Give back the full set of entries exactly, keeping each line intact.

◆ ◆ ◆ ◆ ◆

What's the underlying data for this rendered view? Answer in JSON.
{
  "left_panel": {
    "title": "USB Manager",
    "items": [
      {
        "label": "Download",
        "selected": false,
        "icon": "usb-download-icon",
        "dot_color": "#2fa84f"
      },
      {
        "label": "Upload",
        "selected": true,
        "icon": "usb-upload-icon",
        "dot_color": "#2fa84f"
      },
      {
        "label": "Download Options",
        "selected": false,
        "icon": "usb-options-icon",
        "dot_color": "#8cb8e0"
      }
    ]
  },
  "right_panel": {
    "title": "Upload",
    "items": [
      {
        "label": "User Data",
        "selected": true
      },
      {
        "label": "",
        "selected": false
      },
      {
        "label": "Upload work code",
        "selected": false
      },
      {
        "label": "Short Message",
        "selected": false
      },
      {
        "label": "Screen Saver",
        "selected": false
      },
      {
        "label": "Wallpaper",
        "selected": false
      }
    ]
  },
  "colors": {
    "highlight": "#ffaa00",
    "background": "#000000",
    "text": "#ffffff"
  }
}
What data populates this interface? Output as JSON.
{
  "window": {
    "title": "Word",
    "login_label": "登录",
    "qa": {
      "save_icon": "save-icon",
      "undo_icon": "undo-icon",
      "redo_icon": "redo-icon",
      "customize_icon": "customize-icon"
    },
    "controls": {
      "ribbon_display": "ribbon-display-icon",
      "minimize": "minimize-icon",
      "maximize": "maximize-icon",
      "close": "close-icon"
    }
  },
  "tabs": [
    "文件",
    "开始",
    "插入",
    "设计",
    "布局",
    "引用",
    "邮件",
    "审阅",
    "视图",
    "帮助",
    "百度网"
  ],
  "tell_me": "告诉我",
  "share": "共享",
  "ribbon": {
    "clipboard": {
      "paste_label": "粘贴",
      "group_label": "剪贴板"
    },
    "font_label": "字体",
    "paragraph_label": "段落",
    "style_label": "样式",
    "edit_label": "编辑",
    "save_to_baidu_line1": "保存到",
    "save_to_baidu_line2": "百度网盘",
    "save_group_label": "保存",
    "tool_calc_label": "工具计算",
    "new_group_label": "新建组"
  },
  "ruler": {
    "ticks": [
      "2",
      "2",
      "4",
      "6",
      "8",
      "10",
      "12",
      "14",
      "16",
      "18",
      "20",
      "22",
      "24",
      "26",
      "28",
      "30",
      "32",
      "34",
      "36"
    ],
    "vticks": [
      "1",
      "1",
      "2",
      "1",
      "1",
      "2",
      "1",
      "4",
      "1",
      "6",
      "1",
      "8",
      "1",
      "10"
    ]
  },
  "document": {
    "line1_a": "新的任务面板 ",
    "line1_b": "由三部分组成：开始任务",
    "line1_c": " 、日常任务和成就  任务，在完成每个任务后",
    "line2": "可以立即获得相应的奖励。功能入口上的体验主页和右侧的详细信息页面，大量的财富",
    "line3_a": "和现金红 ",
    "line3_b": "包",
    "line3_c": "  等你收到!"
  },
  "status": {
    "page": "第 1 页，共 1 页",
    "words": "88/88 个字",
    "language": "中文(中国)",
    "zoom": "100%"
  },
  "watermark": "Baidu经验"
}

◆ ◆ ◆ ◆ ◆

FINISHED TASK:
What's the underlying data for this rendered view? Answer in JSON.
{
  "left_panel": {
    "title": "USB Manager",
    "items": [
      {
        "label": "Download",
        "selected": false,
        "icon": "usb-download-icon",
        "dot_color": "#2fa84f"
      },
      {
        "label": "Upload",
        "selected": true,
        "icon": "usb-upload-icon",
        "dot_color": "#2fa84f"
      },
      {
        "label": "Download Options",
        "selected": false,
        "icon": "usb-options-icon",
        "dot_color": "#8cb8e0"
      }
    ]
  },
  "right_panel": {
    "title": "Upload",
    "items": [
      {
        "label": "User Data",
        "selected": true
      },
      {
        "label": "",
        "selected": false
      },
      {
        "label": "Upload work code",
        "selected": false
      },
      {
        "label": "Short Message",
        "selected": false
      },
      {
        "label": "Screen Saver",
        "selected": false
      },
      {
        "label": "Wallpaper",
        "selected": false
      }
    ]
  },
  "colors": {
    "highlight": "#ffaa00",
    "background": "#000000",
    "text": "#ffffff"
  }
}
What data populates this interface? Output as JSON.
{
  "window": {
    "title": "Word",
    "login_label": "登录",
    "qa": {
      "save_icon": "save-icon",
      "undo_icon": "undo-icon",
      "redo_icon": "redo-icon",
      "customize_icon": "customize-icon"
    },
    "controls": {
      "ribbon_display": "ribbon-display-icon",
      "minimize": "minimize-icon",
      "maximize": "maximize-icon",
      "close": "close-icon"
    }
  },
  "tabs": [
    "文件",
    "开始",
    "插入",
    "设计",
    "布局",
    "引用",
    "邮件",
    "审阅",
    "视图",
    "帮助",
    "百度网"
  ],
  "tell_me": "告诉我",
  "share": "共享",
  "ribbon": {
    "clipboard": {
      "paste_label": "粘贴",
      "group_label": "剪贴板"
    },
    "font_label": "字体",
    "paragraph_label": "段落",
    "style_label": "样式",
    "edit_label": "编辑",
    "save_to_baidu_line1": "保存到",
    "save_to_baidu_line2": "百度网盘",
    "save_group_label": "保存",
    "tool_calc_label": "工具计算",
    "new_group_label": "新建组"
  },
  "ruler": {
    "ticks": [
      "2",
      "2",
      "4",
      "6",
      "8",
      "10",
      "12",
      "14",
      "16",
      "18",
      "20",
      "22",
      "24",
      "26",
      "28",
      "30",
      "32",
      "34",
      "36"
    ],
    "vticks": [
      "1",
      "1",
      "2",
      "1",
      "1",
      "2",
      "1",
      "4",
      "1",
      "6",
      "1",
      "8",
      "1",
      "10"
    ]
  },
  "document": {
    "line1_a": "新的任务面板 ",
    "line1_b": "由三部分组成：开始任务",
    "line1_c": " 、日常任务和成就  任务，在完成每个任务后",
    "line2": "可以立即获得相应的奖励。功能入口上的体验主页和右侧的详细信息页面，大量的财富",
    "line3_a": "和现金红 ",
    "line3_b": "包",
    "line3_c": "  等你收到!"
  },
  "status": {
    "page": "第 1 页，共 1 页",
    "words": "88/88 个字",
    "language": "中文(中国)",
    "zoom": "100%"
  },
  "watermark": "Baidu经验"
}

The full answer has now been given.